■ **SUPPLIED RECORDS**
==*==

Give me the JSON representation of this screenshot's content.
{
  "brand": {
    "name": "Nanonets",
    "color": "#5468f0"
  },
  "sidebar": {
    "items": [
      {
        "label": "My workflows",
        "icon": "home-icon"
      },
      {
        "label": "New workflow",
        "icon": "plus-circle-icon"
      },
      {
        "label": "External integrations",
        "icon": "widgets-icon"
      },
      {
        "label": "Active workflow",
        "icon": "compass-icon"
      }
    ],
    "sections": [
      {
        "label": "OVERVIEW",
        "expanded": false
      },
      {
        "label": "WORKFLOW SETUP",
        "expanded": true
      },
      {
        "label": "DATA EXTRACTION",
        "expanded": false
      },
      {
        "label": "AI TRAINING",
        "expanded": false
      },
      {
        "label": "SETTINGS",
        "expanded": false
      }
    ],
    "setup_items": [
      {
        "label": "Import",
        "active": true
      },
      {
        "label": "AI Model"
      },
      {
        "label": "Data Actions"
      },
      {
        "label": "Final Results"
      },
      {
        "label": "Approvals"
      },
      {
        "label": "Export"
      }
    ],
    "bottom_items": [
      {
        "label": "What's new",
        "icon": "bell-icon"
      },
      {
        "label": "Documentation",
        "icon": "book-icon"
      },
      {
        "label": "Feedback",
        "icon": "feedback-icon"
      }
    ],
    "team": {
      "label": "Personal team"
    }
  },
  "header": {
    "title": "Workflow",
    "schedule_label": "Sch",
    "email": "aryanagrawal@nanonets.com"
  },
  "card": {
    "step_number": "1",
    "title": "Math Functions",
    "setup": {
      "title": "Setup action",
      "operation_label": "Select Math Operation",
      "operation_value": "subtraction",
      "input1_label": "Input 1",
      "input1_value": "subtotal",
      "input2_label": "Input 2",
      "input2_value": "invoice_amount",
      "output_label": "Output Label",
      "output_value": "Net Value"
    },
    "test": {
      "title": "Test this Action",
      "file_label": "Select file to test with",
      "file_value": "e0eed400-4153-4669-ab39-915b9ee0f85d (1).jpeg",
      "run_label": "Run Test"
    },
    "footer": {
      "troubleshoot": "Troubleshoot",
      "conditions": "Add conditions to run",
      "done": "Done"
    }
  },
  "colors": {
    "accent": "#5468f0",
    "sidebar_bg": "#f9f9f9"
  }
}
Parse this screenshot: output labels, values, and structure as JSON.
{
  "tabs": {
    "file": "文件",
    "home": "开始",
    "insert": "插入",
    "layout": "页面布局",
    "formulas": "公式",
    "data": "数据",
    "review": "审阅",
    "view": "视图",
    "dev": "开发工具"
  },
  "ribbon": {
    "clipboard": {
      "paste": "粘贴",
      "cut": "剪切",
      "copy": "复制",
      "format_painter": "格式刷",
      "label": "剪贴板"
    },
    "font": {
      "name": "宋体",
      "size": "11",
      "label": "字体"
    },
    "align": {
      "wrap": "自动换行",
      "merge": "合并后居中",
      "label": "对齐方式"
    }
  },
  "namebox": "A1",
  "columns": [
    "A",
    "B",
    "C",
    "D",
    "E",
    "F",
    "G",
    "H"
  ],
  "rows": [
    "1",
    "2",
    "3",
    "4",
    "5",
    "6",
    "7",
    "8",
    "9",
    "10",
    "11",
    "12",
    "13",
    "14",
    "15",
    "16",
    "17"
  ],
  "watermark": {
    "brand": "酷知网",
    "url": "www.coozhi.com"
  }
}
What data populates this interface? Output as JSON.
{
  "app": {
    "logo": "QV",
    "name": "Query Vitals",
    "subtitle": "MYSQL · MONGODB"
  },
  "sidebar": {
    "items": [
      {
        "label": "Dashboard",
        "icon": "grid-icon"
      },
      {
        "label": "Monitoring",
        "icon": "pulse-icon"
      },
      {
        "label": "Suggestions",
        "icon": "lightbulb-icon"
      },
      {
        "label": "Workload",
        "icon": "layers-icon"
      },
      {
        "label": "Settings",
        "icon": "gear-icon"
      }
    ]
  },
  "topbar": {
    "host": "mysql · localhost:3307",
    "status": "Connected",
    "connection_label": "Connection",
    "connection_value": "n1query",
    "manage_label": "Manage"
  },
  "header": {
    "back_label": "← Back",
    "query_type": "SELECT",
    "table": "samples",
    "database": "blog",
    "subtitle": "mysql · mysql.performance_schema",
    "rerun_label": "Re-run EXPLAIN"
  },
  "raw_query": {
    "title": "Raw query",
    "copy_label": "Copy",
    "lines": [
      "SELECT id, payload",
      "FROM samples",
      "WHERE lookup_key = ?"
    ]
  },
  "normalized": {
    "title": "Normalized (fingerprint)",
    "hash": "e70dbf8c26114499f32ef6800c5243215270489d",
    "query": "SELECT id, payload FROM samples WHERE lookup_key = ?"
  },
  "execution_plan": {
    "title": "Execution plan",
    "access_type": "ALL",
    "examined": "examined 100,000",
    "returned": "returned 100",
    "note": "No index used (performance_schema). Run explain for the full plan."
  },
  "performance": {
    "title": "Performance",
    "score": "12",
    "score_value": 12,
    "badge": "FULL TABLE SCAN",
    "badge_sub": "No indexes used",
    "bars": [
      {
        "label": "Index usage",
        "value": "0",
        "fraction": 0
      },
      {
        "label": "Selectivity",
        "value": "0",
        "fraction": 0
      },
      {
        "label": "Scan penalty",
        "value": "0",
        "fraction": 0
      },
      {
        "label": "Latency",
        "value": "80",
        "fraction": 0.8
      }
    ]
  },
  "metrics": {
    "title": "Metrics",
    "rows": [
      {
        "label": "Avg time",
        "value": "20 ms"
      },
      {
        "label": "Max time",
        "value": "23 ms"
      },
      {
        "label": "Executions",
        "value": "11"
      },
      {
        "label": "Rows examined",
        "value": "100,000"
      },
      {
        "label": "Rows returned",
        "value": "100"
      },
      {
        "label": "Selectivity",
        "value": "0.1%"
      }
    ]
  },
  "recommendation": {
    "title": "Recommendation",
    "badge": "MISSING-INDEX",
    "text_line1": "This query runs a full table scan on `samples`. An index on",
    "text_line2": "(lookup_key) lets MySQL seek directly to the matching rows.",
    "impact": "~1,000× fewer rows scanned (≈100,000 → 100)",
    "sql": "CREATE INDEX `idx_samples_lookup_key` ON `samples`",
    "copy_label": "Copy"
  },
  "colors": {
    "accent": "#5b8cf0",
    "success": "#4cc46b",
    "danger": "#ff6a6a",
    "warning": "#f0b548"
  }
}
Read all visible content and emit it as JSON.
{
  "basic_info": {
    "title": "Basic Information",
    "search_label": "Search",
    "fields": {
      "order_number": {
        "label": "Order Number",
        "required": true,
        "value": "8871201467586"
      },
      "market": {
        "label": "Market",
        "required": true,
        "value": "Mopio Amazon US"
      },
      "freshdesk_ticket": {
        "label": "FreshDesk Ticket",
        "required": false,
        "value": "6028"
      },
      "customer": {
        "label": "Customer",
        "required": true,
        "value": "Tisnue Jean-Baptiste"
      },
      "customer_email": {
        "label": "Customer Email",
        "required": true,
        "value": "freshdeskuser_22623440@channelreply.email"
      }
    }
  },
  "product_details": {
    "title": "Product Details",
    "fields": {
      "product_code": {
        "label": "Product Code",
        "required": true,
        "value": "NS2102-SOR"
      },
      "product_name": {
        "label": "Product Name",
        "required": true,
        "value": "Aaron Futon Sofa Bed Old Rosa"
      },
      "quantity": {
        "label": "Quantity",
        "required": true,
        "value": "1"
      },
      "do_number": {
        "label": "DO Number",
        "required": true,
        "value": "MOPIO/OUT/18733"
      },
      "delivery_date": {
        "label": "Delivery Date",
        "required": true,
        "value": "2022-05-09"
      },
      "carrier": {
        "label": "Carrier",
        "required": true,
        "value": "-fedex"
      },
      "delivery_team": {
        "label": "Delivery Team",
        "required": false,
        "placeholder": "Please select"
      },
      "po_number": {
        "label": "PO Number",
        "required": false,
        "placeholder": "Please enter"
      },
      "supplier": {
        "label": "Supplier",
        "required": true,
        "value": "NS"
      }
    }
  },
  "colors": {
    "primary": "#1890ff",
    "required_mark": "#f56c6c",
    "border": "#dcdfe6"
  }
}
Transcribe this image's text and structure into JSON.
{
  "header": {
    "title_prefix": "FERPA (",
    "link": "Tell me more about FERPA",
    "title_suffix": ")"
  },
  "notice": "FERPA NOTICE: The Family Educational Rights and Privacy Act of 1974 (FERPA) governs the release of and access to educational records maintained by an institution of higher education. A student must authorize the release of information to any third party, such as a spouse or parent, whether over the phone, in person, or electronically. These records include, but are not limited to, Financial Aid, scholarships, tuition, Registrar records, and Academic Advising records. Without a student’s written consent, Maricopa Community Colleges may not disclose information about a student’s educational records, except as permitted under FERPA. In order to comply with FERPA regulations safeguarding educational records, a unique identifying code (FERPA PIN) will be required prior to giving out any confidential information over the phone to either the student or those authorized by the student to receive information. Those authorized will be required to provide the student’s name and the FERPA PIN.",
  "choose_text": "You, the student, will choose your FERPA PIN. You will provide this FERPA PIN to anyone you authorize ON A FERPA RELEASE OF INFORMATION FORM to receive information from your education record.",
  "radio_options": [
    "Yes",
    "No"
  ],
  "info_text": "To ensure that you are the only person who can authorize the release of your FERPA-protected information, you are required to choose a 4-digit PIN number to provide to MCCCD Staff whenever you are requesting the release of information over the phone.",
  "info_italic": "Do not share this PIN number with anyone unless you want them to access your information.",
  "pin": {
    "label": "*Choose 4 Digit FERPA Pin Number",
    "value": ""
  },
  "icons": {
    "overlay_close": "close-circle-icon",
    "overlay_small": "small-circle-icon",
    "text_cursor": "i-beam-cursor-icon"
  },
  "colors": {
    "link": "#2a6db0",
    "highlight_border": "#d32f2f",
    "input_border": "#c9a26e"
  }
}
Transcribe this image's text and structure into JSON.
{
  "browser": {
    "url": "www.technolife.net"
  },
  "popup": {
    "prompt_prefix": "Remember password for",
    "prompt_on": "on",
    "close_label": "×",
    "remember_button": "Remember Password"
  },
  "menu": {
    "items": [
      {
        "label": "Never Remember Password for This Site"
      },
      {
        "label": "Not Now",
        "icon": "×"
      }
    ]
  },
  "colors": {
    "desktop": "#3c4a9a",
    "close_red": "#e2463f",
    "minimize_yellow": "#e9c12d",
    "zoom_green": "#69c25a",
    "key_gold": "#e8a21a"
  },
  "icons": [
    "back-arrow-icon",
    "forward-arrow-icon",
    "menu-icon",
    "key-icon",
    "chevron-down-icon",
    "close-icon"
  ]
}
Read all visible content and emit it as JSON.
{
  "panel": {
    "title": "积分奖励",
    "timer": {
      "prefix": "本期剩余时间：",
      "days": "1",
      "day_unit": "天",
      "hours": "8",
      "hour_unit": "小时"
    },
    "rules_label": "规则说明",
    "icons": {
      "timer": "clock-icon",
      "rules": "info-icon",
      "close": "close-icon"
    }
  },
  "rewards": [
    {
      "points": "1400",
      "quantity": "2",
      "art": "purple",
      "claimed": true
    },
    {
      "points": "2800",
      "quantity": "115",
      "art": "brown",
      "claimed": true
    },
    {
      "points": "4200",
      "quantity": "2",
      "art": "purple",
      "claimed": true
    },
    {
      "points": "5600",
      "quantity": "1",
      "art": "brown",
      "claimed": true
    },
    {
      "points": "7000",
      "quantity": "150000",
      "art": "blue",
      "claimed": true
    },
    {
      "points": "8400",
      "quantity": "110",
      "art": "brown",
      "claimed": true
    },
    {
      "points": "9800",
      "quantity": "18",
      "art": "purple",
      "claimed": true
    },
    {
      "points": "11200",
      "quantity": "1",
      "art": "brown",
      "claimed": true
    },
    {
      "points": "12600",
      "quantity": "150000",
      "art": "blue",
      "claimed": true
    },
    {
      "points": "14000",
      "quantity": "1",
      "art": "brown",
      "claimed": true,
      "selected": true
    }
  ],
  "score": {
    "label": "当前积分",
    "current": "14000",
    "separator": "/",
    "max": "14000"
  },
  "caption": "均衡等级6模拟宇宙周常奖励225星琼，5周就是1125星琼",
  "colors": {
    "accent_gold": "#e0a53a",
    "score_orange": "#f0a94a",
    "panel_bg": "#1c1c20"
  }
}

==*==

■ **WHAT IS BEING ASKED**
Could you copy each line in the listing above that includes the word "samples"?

■ **FINAL ANSWER**
    "table": "samples",
      "FROM samples",
    "query": "SELECT id, payload FROM samples WHERE lookup_key = ?"
    "text_line1": "This query runs a full table scan on `samples`. An index on",
    "sql": "CREATE INDEX `idx_samples_lookup_key` ON `samples`",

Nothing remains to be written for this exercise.